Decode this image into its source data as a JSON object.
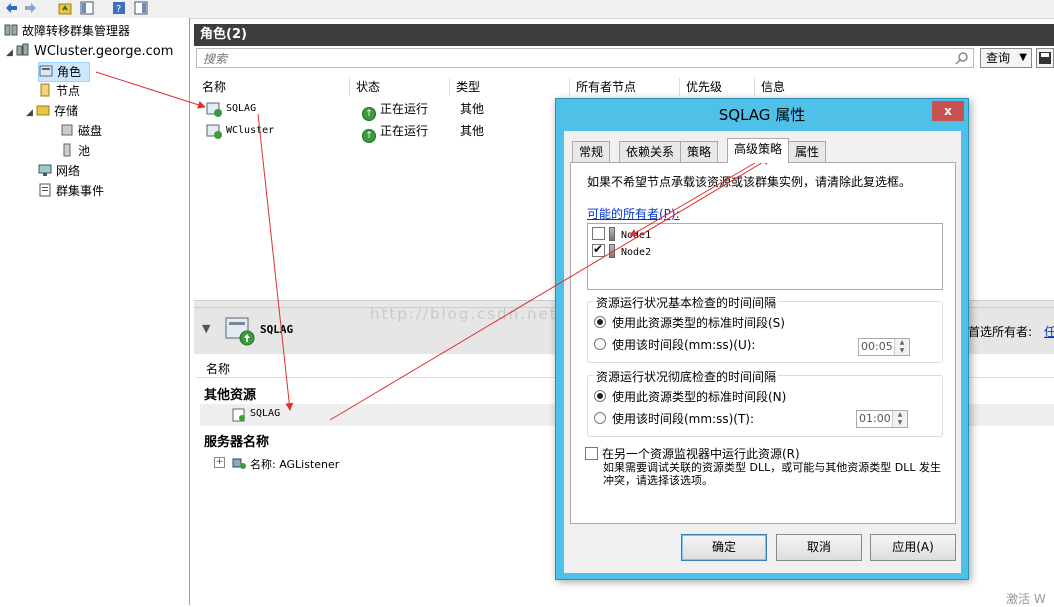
{
  "tree": {
    "root": "故障转移群集管理器",
    "cluster": "WCluster.george.com",
    "items": {
      "roles": "角色",
      "nodes": "节点",
      "storage": "存储",
      "disks": "磁盘",
      "pools": "池",
      "networks": "网络",
      "events": "群集事件"
    }
  },
  "main": {
    "header": "角色(2)",
    "search_placeholder": "搜索",
    "query_label": "查询",
    "columns": [
      "名称",
      "状态",
      "类型",
      "所有者节点",
      "优先级",
      "信息"
    ],
    "rows": [
      {
        "name": "SQLAG",
        "status": "正在运行",
        "type": "其他"
      },
      {
        "name": "WCluster",
        "status": "正在运行",
        "type": "其他"
      }
    ]
  },
  "detail": {
    "title": "SQLAG",
    "preferred_owners_label": "首选所有者:",
    "preferred_owners_link": "任",
    "col_name": "名称",
    "other_resources": "其他资源",
    "resource": "SQLAG",
    "server_name_section": "服务器名称",
    "server_name_item": "名称: AGListener"
  },
  "dialog": {
    "title": "SQLAG 属性",
    "close": "x",
    "tabs": [
      "常规",
      "依赖关系",
      "策略",
      "高级策略",
      "属性"
    ],
    "active_tab": 3,
    "description": "如果不希望节点承载该资源或该群集实例，请清除此复选框。",
    "possible_owners_label": "可能的所有者(P):",
    "owners": [
      {
        "name": "Node1",
        "checked": false
      },
      {
        "name": "Node2",
        "checked": true
      }
    ],
    "basic_check": {
      "title": "资源运行状况基本检查的时间间隔",
      "opt1": "使用此资源类型的标准时间段(S)",
      "opt2": "使用该时间段(mm:ss)(U):",
      "value": "00:05"
    },
    "thorough_check": {
      "title": "资源运行状况彻底检查的时间间隔",
      "opt1": "使用此资源类型的标准时间段(N)",
      "opt2": "使用该时间段(mm:ss)(T):",
      "value": "01:00"
    },
    "separate_monitor": {
      "label": "在另一个资源监视器中运行此资源(R)",
      "note": "如果需要调试关联的资源类型 DLL，或可能与其他资源类型 DLL 发生冲突，请选择该选项。"
    },
    "buttons": {
      "ok": "确定",
      "cancel": "取消",
      "apply": "应用(A)"
    }
  },
  "watermark": "http://blog.csdn.net/",
  "corner_text": "激活 W",
  "colors": {
    "dialog_frame": "#4fc1e9",
    "header_bar": "#3d3d3d",
    "arrow": "#e03030"
  }
}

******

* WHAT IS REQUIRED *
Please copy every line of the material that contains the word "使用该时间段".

* EXPECTED ANSWER *
      "opt2": "使用该时间段(mm:ss)(U):",
      "opt2": "使用该时间段(mm:ss)(T):",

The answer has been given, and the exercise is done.